What you will do.
For the records that follow, restate each one word for word and leave the images behind.

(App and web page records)
────────────────────────────────────────
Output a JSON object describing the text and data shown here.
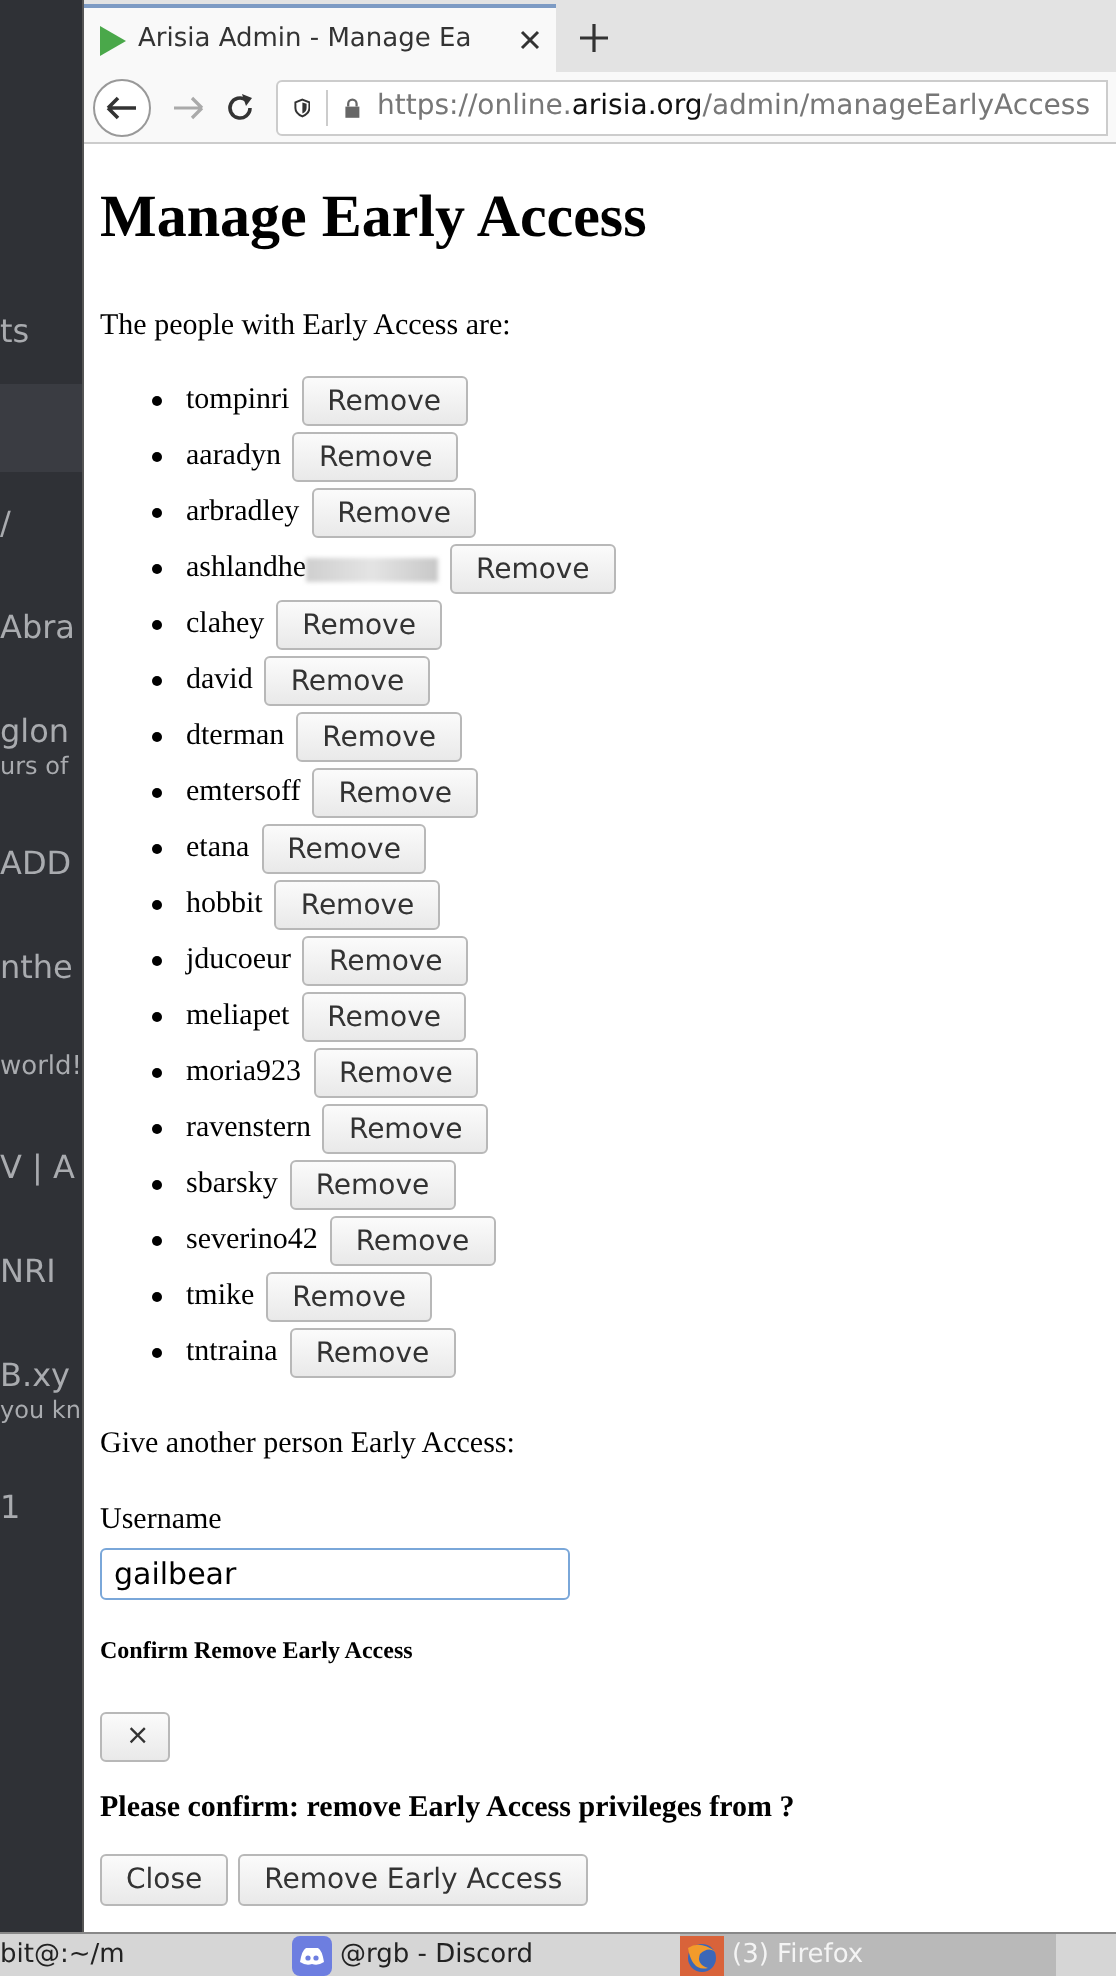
{
  "side_panel": {
    "fragments": [
      {
        "text": "ts",
        "selected": false
      },
      {
        "selected": true
      },
      {
        "text": "/",
        "selected": false
      },
      {
        "text": "Abra",
        "selected": false
      },
      {
        "text": "glon",
        "selected": false
      },
      {
        "text": "urs of",
        "selected": false
      },
      {
        "text": "ADD",
        "selected": false
      },
      {
        "text": "nthe",
        "selected": false
      },
      {
        "text": "world!",
        "selected": false
      },
      {
        "text": "V | A",
        "selected": false
      },
      {
        "text": "NRI",
        "selected": false
      },
      {
        "text": "B.xy",
        "selected": false
      },
      {
        "text": "you kn",
        "selected": false
      },
      {
        "text": "1",
        "selected": false
      }
    ]
  },
  "browser": {
    "tab": {
      "title": "Arisia Admin - Manage Ea"
    },
    "address": {
      "prefix": "https://online.",
      "domain": "arisia.org",
      "path": "/admin/manageEarlyAccess"
    }
  },
  "page": {
    "title": "Manage Early Access",
    "intro": "The people with Early Access are:",
    "people": [
      {
        "name": "tompinri",
        "redacted": false,
        "button": "Remove"
      },
      {
        "name": "aaradyn",
        "redacted": false,
        "button": "Remove"
      },
      {
        "name": "arbradley",
        "redacted": false,
        "button": "Remove"
      },
      {
        "name": "ashlandhe",
        "redacted": true,
        "button": "Remove"
      },
      {
        "name": "clahey",
        "redacted": false,
        "button": "Remove"
      },
      {
        "name": "david",
        "redacted": false,
        "button": "Remove"
      },
      {
        "name": "dterman",
        "redacted": false,
        "button": "Remove"
      },
      {
        "name": "emtersoff",
        "redacted": false,
        "button": "Remove"
      },
      {
        "name": "etana",
        "redacted": false,
        "button": "Remove"
      },
      {
        "name": "hobbit",
        "redacted": false,
        "button": "Remove"
      },
      {
        "name": "jducoeur",
        "redacted": false,
        "button": "Remove"
      },
      {
        "name": "meliapet",
        "redacted": false,
        "button": "Remove"
      },
      {
        "name": "moria923",
        "redacted": false,
        "button": "Remove"
      },
      {
        "name": "ravenstern",
        "redacted": false,
        "button": "Remove"
      },
      {
        "name": "sbarsky",
        "redacted": false,
        "button": "Remove"
      },
      {
        "name": "severino42",
        "redacted": false,
        "button": "Remove"
      },
      {
        "name": "tmike",
        "redacted": false,
        "button": "Remove"
      },
      {
        "name": "tntraina",
        "redacted": false,
        "button": "Remove"
      }
    ],
    "add_heading": "Give another person Early Access:",
    "username_label": "Username",
    "username_value": "gailbear",
    "dialog": {
      "title": "Confirm Remove Early Access",
      "close_x": "×",
      "message": "Please confirm: remove Early Access privileges from ?",
      "buttons": [
        "Close",
        "Remove Early Access"
      ]
    }
  },
  "taskbar": {
    "items": [
      {
        "kind": "terminal",
        "label": "bit@:~/m",
        "selected": false
      },
      {
        "kind": "discord",
        "label": "@rgb - Discord",
        "selected": false
      },
      {
        "kind": "firefox",
        "label": "(3) Firefox",
        "selected": true
      }
    ]
  }
}
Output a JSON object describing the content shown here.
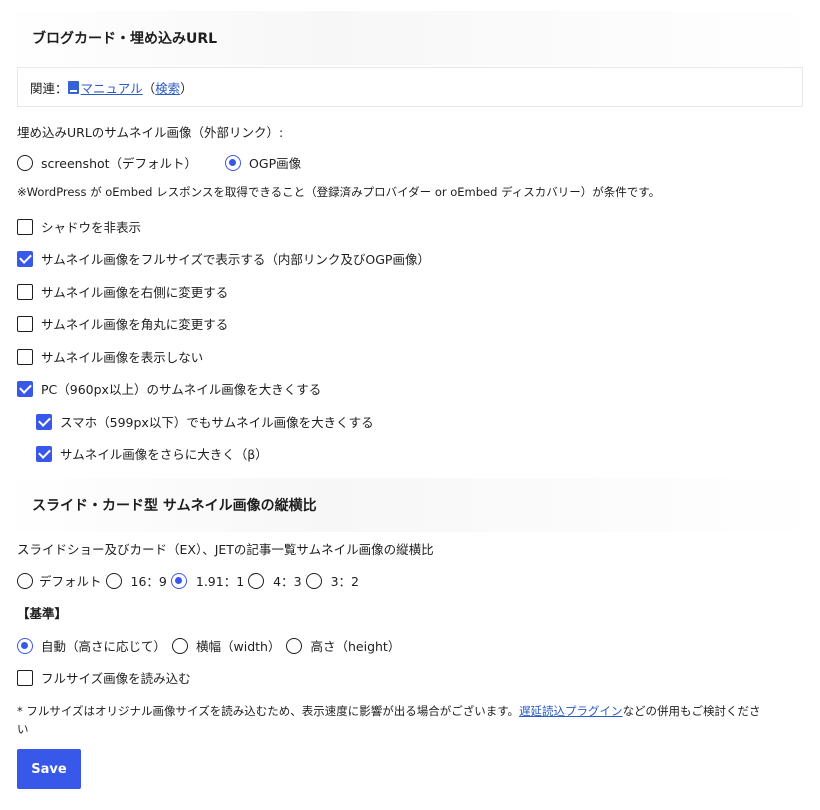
{
  "blogcard": {
    "title": "ブログカード・埋め込みURL",
    "related_label": "関連：",
    "manual_link": "マニュアル",
    "paren_open": "（",
    "search_link": "検索",
    "paren_close": "）",
    "thumb_label": "埋め込みURLのサムネイル画像（外部リンク）:",
    "thumb_options": [
      {
        "label": "screenshot（デフォルト）",
        "selected": false
      },
      {
        "label": "OGP画像",
        "selected": true
      }
    ],
    "note": "※WordPress が oEmbed レスポンスを取得できること（登録済みプロバイダー or oEmbed ディスカバリー）が条件です。",
    "checkboxes": [
      {
        "label": "シャドウを非表示",
        "checked": false
      },
      {
        "label": "サムネイル画像をフルサイズで表示する（内部リンク及びOGP画像）",
        "checked": true
      },
      {
        "label": "サムネイル画像を右側に変更する",
        "checked": false
      },
      {
        "label": "サムネイル画像を角丸に変更する",
        "checked": false
      },
      {
        "label": "サムネイル画像を表示しない",
        "checked": false
      },
      {
        "label": "PC（960px以上）のサムネイル画像を大きくする",
        "checked": true
      }
    ],
    "sub_checkboxes": [
      {
        "label": "スマホ（599px以下）でもサムネイル画像を大きくする",
        "checked": true
      },
      {
        "label": "サムネイル画像をさらに大きく（β）",
        "checked": true
      }
    ]
  },
  "aspect": {
    "title": "スライド・カード型 サムネイル画像の縦横比",
    "label": "スライドショー及びカード（EX）、JETの記事一覧サムネイル画像の縦横比",
    "ratio_options": [
      {
        "label": "デフォルト",
        "selected": false
      },
      {
        "label": "16：9",
        "selected": false
      },
      {
        "label": "1.91：1",
        "selected": true
      },
      {
        "label": "4：3",
        "selected": false
      },
      {
        "label": "3：2",
        "selected": false
      }
    ],
    "basis_label": "【基準】",
    "basis_options": [
      {
        "label": "自動（高さに応じて）",
        "selected": true
      },
      {
        "label": "横幅（width）",
        "selected": false
      },
      {
        "label": "高さ（height）",
        "selected": false
      }
    ],
    "fullsize_label": "フルサイズ画像を読み込む",
    "fullsize_checked": false,
    "note_before": "* フルサイズはオリジナル画像サイズを読み込むため、表示速度に影響が出る場合がございます。",
    "note_link": "遅延読込プラグイン",
    "note_after_line1": "などの併用もご検討くださ",
    "note_after_line2": "い"
  },
  "save_label": "Save",
  "colors": {
    "accent": "#3858e9",
    "link": "#2c5cc5"
  }
}
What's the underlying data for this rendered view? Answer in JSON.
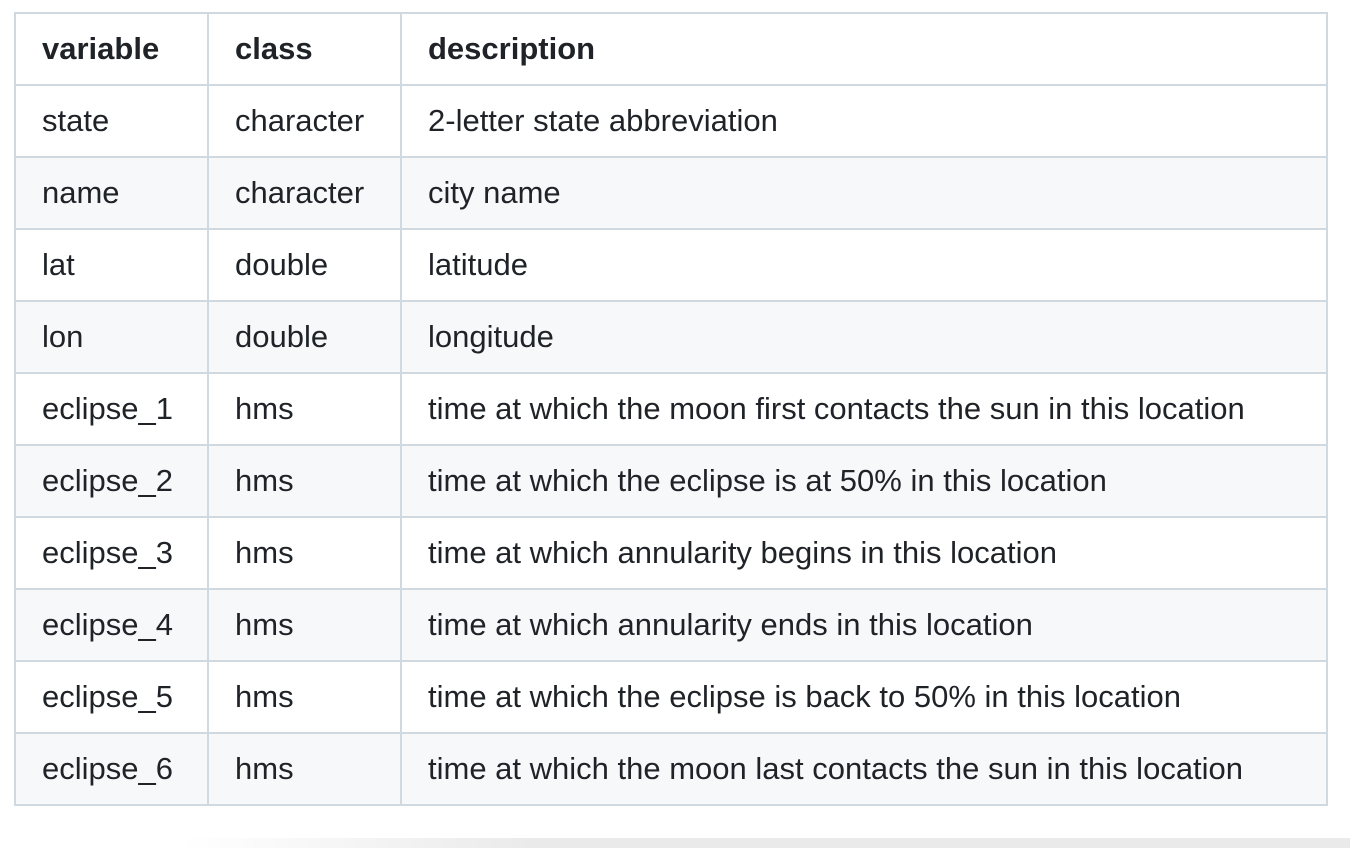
{
  "table": {
    "headers": [
      "variable",
      "class",
      "description"
    ],
    "rows": [
      [
        "state",
        "character",
        "2-letter state abbreviation"
      ],
      [
        "name",
        "character",
        "city name"
      ],
      [
        "lat",
        "double",
        "latitude"
      ],
      [
        "lon",
        "double",
        "longitude"
      ],
      [
        "eclipse_1",
        "hms",
        "time at which the moon first contacts the sun in this location"
      ],
      [
        "eclipse_2",
        "hms",
        "time at which the eclipse is at 50% in this location"
      ],
      [
        "eclipse_3",
        "hms",
        "time at which annularity begins in this location"
      ],
      [
        "eclipse_4",
        "hms",
        "time at which annularity ends in this location"
      ],
      [
        "eclipse_5",
        "hms",
        "time at which the eclipse is back to 50% in this location"
      ],
      [
        "eclipse_6",
        "hms",
        "time at which the moon last contacts the sun in this location"
      ]
    ]
  },
  "colors": {
    "border": "#d1d9e0",
    "row_alt_background": "#f6f8fa",
    "text": "#1f2328"
  }
}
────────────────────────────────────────
Exercise result.
Output a JSON object describing the text and data shown here.
{
  "side_panel": {
    "fragments": [
      {
        "text": "ts",
        "selected": false
      },
      {
        "selected": true
      },
      {
        "text": "/",
        "selected": false
      },
      {
        "text": "Abra",
        "selected": false
      },
      {
        "text": "glon",
        "selected": false
      },
      {
        "text": "urs of",
        "selected": false
      },
      {
        "text": "ADD",
        "selected": false
      },
      {
        "text": "nthe",
        "selected": false
      },
      {
        "text": "world!",
        "selected": false
      },
      {
        "text": "V | A",
        "selected": false
      },
      {
        "text": "NRI",
        "selected": false
      },
      {
        "text": "B.xy",
        "selected": false
      },
      {
        "text": "you kn",
        "selected": false
      },
      {
        "text": "1",
        "selected": false
      }
    ]
  },
  "browser": {
    "tab": {
      "title": "Arisia Admin - Manage Ea"
    },
    "address": {
      "prefix": "https://online.",
      "domain": "arisia.org",
      "path": "/admin/manageEarlyAccess"
    }
  },
  "page": {
    "title": "Manage Early Access",
    "intro": "The people with Early Access are:",
    "people": [
      {
        "name": "tompinri",
        "redacted": false,
        "button": "Remove"
      },
      {
        "name": "aaradyn",
        "redacted": false,
        "button": "Remove"
      },
      {
        "name": "arbradley",
        "redacted": false,
        "button": "Remove"
      },
      {
        "name": "ashlandhe",
        "redacted": true,
        "button": "Remove"
      },
      {
        "name": "clahey",
        "redacted": false,
        "button": "Remove"
      },
      {
        "name": "david",
        "redacted": false,
        "button": "Remove"
      },
      {
        "name": "dterman",
        "redacted": false,
        "button": "Remove"
      },
      {
        "name": "emtersoff",
        "redacted": false,
        "button": "Remove"
      },
      {
        "name": "etana",
        "redacted": false,
        "button": "Remove"
      },
      {
        "name": "hobbit",
        "redacted": false,
        "button": "Remove"
      },
      {
        "name": "jducoeur",
        "redacted": false,
        "button": "Remove"
      },
      {
        "name": "meliapet",
        "redacted": false,
        "button": "Remove"
      },
      {
        "name": "moria923",
        "redacted": false,
        "button": "Remove"
      },
      {
        "name": "ravenstern",
        "redacted": false,
        "button": "Remove"
      },
      {
        "name": "sbarsky",
        "redacted": false,
        "button": "Remove"
      },
      {
        "name": "severino42",
        "redacted": false,
        "button": "Remove"
      },
      {
        "name": "tmike",
        "redacted": false,
        "button": "Remove"
      },
      {
        "name": "tntraina",
        "redacted": false,
        "button": "Remove"
      }
    ],
    "add_heading": "Give another person Early Access:",
    "username_label": "Username",
    "username_value": "gailbear",
    "dialog": {
      "title": "Confirm Remove Early Access",
      "close_x": "×",
      "message": "Please confirm: remove Early Access privileges from ?",
      "buttons": [
        "Close",
        "Remove Early Access"
      ]
    }
  },
  "taskbar": {
    "items": [
      {
        "kind": "terminal",
        "label": "bit@:~/m",
        "selected": false
      },
      {
        "kind": "discord",
        "label": "@rgb - Discord",
        "selected": false
      },
      {
        "kind": "firefox",
        "label": "(3) Firefox",
        "selected": true
      }
    ]
  }
}
Output a JSON object describing the content shown here.
{
  "blogcard": {
    "title": "ブログカード・埋め込みURL",
    "related_label": "関連：",
    "manual_link": "マニュアル",
    "paren_open": "（",
    "search_link": "検索",
    "paren_close": "）",
    "thumb_label": "埋め込みURLのサムネイル画像（外部リンク）:",
    "thumb_options": [
      {
        "label": "screenshot（デフォルト）",
        "selected": false
      },
      {
        "label": "OGP画像",
        "selected": true
      }
    ],
    "note": "※WordPress が oEmbed レスポンスを取得できること（登録済みプロバイダー or oEmbed ディスカバリー）が条件です。",
    "checkboxes": [
      {
        "label": "シャドウを非表示",
        "checked": false
      },
      {
        "label": "サムネイル画像をフルサイズで表示する（内部リンク及びOGP画像）",
        "checked": true
      },
      {
        "label": "サムネイル画像を右側に変更する",
        "checked": false
      },
      {
        "label": "サムネイル画像を角丸に変更する",
        "checked": false
      },
      {
        "label": "サムネイル画像を表示しない",
        "checked": false
      },
      {
        "label": "PC（960px以上）のサムネイル画像を大きくする",
        "checked": true
      }
    ],
    "sub_checkboxes": [
      {
        "label": "スマホ（599px以下）でもサムネイル画像を大きくする",
        "checked": true
      },
      {
        "label": "サムネイル画像をさらに大きく（β）",
        "checked": true
      }
    ]
  },
  "aspect": {
    "title": "スライド・カード型 サムネイル画像の縦横比",
    "label": "スライドショー及びカード（EX）、JETの記事一覧サムネイル画像の縦横比",
    "ratio_options": [
      {
        "label": "デフォルト",
        "selected": false
      },
      {
        "label": "16：9",
        "selected": false
      },
      {
        "label": "1.91：1",
        "selected": true
      },
      {
        "label": "4：3",
        "selected": false
      },
      {
        "label": "3：2",
        "selected": false
      }
    ],
    "basis_label": "【基準】",
    "basis_options": [
      {
        "label": "自動（高さに応じて）",
        "selected": true
      },
      {
        "label": "横幅（width）",
        "selected": false
      },
      {
        "label": "高さ（height）",
        "selected": false
      }
    ],
    "fullsize_label": "フルサイズ画像を読み込む",
    "fullsize_checked": false,
    "note_before": "* フルサイズはオリジナル画像サイズを読み込むため、表示速度に影響が出る場合がございます。",
    "note_link": "遅延読込プラグイン",
    "note_after_line1": "などの併用もご検討くださ",
    "note_after_line2": "い"
  },
  "save_label": "Save",
  "colors": {
    "accent": "#3858e9",
    "link": "#2c5cc5"
  }
}
What's the underlying data for this rendered view? Answer in JSON.
{
  "table": {
    "headers": [
      "variable",
      "class",
      "description"
    ],
    "rows": [
      [
        "state",
        "character",
        "2-letter state abbreviation"
      ],
      [
        "name",
        "character",
        "city name"
      ],
      [
        "lat",
        "double",
        "latitude"
      ],
      [
        "lon",
        "double",
        "longitude"
      ],
      [
        "eclipse_1",
        "hms",
        "time at which the moon first contacts the sun in this location"
      ],
      [
        "eclipse_2",
        "hms",
        "time at which the eclipse is at 50% in this location"
      ],
      [
        "eclipse_3",
        "hms",
        "time at which annularity begins in this location"
      ],
      [
        "eclipse_4",
        "hms",
        "time at which annularity ends in this location"
      ],
      [
        "eclipse_5",
        "hms",
        "time at which the eclipse is back to 50% in this location"
      ],
      [
        "eclipse_6",
        "hms",
        "time at which the moon last contacts the sun in this location"
      ]
    ]
  },
  "colors": {
    "border": "#d1d9e0",
    "row_alt_background": "#f6f8fa",
    "text": "#1f2328"
  }
}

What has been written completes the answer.